Task to carry out — Read the lines of the data below and retrieve those with "required".

Dataset excerpts:
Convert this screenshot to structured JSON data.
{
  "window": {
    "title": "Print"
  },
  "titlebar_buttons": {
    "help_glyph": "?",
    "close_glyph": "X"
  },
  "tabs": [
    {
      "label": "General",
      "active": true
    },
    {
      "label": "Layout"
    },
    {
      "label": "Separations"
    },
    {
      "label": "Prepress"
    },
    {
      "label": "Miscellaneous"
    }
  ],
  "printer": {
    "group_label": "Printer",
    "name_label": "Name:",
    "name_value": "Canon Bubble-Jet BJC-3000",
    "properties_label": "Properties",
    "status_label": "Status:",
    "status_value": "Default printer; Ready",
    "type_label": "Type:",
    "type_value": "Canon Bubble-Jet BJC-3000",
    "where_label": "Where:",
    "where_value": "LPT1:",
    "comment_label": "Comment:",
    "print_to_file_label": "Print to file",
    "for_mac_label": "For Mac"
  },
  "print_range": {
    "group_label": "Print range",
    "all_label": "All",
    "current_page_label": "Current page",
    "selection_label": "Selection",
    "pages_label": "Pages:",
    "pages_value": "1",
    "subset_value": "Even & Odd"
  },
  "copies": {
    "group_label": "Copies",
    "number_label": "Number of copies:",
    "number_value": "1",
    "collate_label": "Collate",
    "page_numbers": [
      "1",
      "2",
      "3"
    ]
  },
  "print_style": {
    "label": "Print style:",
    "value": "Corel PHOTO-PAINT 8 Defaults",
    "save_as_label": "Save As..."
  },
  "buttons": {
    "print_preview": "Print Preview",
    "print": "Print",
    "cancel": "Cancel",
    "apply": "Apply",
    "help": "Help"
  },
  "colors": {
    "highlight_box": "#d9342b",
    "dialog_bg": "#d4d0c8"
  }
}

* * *

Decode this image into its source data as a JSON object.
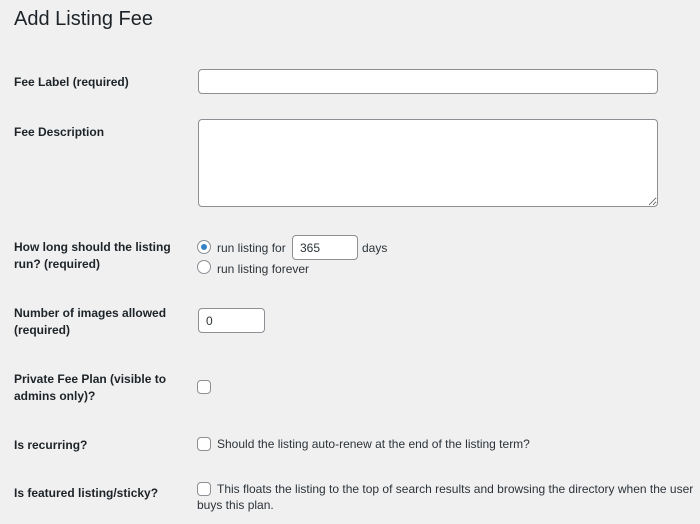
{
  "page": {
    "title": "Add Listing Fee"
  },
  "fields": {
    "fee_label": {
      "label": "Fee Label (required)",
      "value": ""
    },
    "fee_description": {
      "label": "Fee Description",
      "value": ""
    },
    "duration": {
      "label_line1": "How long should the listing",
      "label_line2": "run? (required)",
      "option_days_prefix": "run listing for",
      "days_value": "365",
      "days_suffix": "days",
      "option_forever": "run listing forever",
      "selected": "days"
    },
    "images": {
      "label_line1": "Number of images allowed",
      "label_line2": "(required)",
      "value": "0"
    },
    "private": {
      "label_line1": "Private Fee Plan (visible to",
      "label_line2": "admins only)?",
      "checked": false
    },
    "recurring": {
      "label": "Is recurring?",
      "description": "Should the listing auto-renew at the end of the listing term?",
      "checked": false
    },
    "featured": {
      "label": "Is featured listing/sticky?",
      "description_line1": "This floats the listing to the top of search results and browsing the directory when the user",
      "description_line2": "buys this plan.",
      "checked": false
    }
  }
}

Exercise output —
      "label": "Fee Label (required)",
      "label_line2": "run? (required)",
      "label_line2": "(required)",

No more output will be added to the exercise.